After twenty years of coping with the never-ending juggling of pleasure and panic, a news story caught my attention: on November 24, 2010, the initial results of the iPrex study were released, which revealed that a medication called Truvada could reduce risk of HIV transmission by 44%. Initially, that number was not impressive to me. I didn't think less than half would be enough to assuage my fears.
But six months later, GMHC held a forum in New York City where it was explained that people who took Truvada daily had a protection of 92% or greater. I took that information to my doctor, explained why I thought this could be an ideal way of reducing HIV risk, and began using this medication for PrEP on July 19, 2011.
To be completely honest, my fears were not immediately allayed. The FDA hadn't yet approved Truvada as PrEP, and I had my own disbeliefs that a pill could actually prevent me from becoming HIV-positive. I still carried the burdensome angst that PrEP was too good to be true and HIV was sure to be the result of enjoying bottoming without condoms.
I remember thinking, "How could HIV risk have shifted diametrically without it being on the front page of the New York Times? How could any of this be for real?"
Then toward the end of 2012, I was having sex with an HIV-positive friend who was going through his own transformation of living without fear of infecting others, due to the new understandings of Treatment as Prevention (TasP) and PrEP. As he climaxed, I felt not only his body collapse but also his spirit shudder with complete and total abandonment, as his voice shrieked with involuntary screams, and he pressed against me.
It was there and then I had the breakthrough: "I'm no longer afraid of this."
It was like something shifted in the time-space continuum, like a boulder of doubts and knots and chest-pressing weights were lifted. I enjoyed sex. I enjoyed pleasure. And there was not a single shred of fear inside me. Just my partners' love, sans condom.
So now, when I see people arguing about charts and data and graphs and percentages, it seems rather bizarre. PrEP prevents HIV. PrEP invites pleasure. PrEP promotes intimacy. PrEP provides freedom.

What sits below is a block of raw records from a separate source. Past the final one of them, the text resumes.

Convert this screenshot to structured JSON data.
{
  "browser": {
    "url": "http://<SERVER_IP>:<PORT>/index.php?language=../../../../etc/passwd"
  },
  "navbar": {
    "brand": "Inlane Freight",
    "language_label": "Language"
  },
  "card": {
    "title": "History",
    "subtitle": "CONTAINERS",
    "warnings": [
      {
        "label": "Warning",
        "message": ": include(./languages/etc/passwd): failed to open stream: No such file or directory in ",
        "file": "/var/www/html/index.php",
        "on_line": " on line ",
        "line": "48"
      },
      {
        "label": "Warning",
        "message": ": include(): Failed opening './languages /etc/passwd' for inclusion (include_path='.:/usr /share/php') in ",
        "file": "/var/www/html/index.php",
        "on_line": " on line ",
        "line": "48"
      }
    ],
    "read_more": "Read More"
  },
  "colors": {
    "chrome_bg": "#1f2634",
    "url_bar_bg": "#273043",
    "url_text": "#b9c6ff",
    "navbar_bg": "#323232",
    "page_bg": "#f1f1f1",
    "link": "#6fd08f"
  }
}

There will be arguments along the way. There will be those who want to go back to 1985 and to frail images of Rock Hudson, to sleepless nights and to panicked, middle-of-the-night phone calls to friends. But those of us on PrEP are stepping up, with pride and integrity, about our right and responsibility to enjoy sex and end HIV transmissions. And we are not backing down.
Originally published by HIV Equal. Reprinted with permission.